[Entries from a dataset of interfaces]
----
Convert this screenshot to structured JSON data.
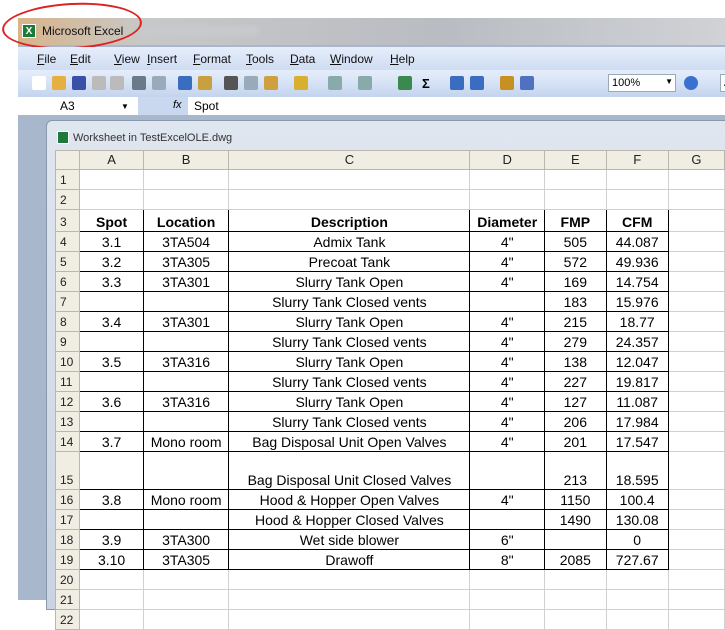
{
  "window": {
    "title": "Microsoft Excel"
  },
  "menu": [
    "File",
    "Edit",
    "View",
    "Insert",
    "Format",
    "Tools",
    "Data",
    "Window",
    "Help"
  ],
  "toolbar": {
    "zoom": "100%",
    "font": "Aria"
  },
  "formula_bar": {
    "cell": "A3",
    "fx": "fx",
    "value": "Spot"
  },
  "worksheet": {
    "title": "Worksheet in TestExcelOLE.dwg",
    "columns": [
      "A",
      "B",
      "C",
      "D",
      "E",
      "F",
      "G"
    ],
    "rows": [
      {
        "n": "1",
        "cells": [
          "",
          "",
          "",
          "",
          "",
          ""
        ]
      },
      {
        "n": "2",
        "cells": [
          "",
          "",
          "",
          "",
          "",
          ""
        ]
      },
      {
        "n": "3",
        "cells": [
          "Spot",
          "Location",
          "Description",
          "Diameter",
          "FMP",
          "CFM"
        ]
      },
      {
        "n": "4",
        "cells": [
          "3.1",
          "3TA504",
          "Admix Tank",
          "4\"",
          "505",
          "44.087"
        ]
      },
      {
        "n": "5",
        "cells": [
          "3.2",
          "3TA305",
          "Precoat Tank",
          "4\"",
          "572",
          "49.936"
        ]
      },
      {
        "n": "6",
        "cells": [
          "3.3",
          "3TA301",
          "Slurry Tank Open",
          "4\"",
          "169",
          "14.754"
        ]
      },
      {
        "n": "7",
        "cells": [
          "",
          "",
          "Slurry Tank Closed vents",
          "",
          "183",
          "15.976"
        ]
      },
      {
        "n": "8",
        "cells": [
          "3.4",
          "3TA301",
          "Slurry Tank Open",
          "4\"",
          "215",
          "18.77"
        ]
      },
      {
        "n": "9",
        "cells": [
          "",
          "",
          "Slurry Tank Closed vents",
          "4\"",
          "279",
          "24.357"
        ]
      },
      {
        "n": "10",
        "cells": [
          "3.5",
          "3TA316",
          "Slurry Tank Open",
          "4\"",
          "138",
          "12.047"
        ]
      },
      {
        "n": "11",
        "cells": [
          "",
          "",
          "Slurry Tank Closed vents",
          "4\"",
          "227",
          "19.817"
        ]
      },
      {
        "n": "12",
        "cells": [
          "3.6",
          "3TA316",
          "Slurry Tank Open",
          "4\"",
          "127",
          "11.087"
        ]
      },
      {
        "n": "13",
        "cells": [
          "",
          "",
          "Slurry Tank Closed vents",
          "4\"",
          "206",
          "17.984"
        ]
      },
      {
        "n": "14",
        "cells": [
          "3.7",
          "Mono room",
          "Bag Disposal Unit Open Valves",
          "4\"",
          "201",
          "17.547"
        ]
      },
      {
        "n": "15",
        "cells": [
          "",
          "",
          "Bag Disposal Unit Closed Valves",
          "",
          "213",
          "18.595"
        ]
      },
      {
        "n": "16",
        "cells": [
          "3.8",
          "Mono room",
          "Hood & Hopper Open Valves",
          "4\"",
          "1150",
          "100.4"
        ]
      },
      {
        "n": "17",
        "cells": [
          "",
          "",
          "Hood & Hopper Closed Valves",
          "",
          "1490",
          "130.08"
        ]
      },
      {
        "n": "18",
        "cells": [
          "3.9",
          "3TA300",
          "Wet side blower",
          "6\"",
          "",
          "0"
        ]
      },
      {
        "n": "19",
        "cells": [
          "3.10",
          "3TA305",
          "Drawoff",
          "8\"",
          "2085",
          "727.67"
        ]
      },
      {
        "n": "20",
        "cells": [
          "",
          "",
          "",
          "",
          "",
          ""
        ]
      },
      {
        "n": "21",
        "cells": [
          "",
          "",
          "",
          "",
          "",
          ""
        ]
      },
      {
        "n": "22",
        "cells": [
          "",
          "",
          "",
          "",
          "",
          ""
        ]
      }
    ]
  }
}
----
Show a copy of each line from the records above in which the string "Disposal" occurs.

*Expected answer*.
          "Bag Disposal Unit Open Valves",
          "Bag Disposal Unit Closed Valves",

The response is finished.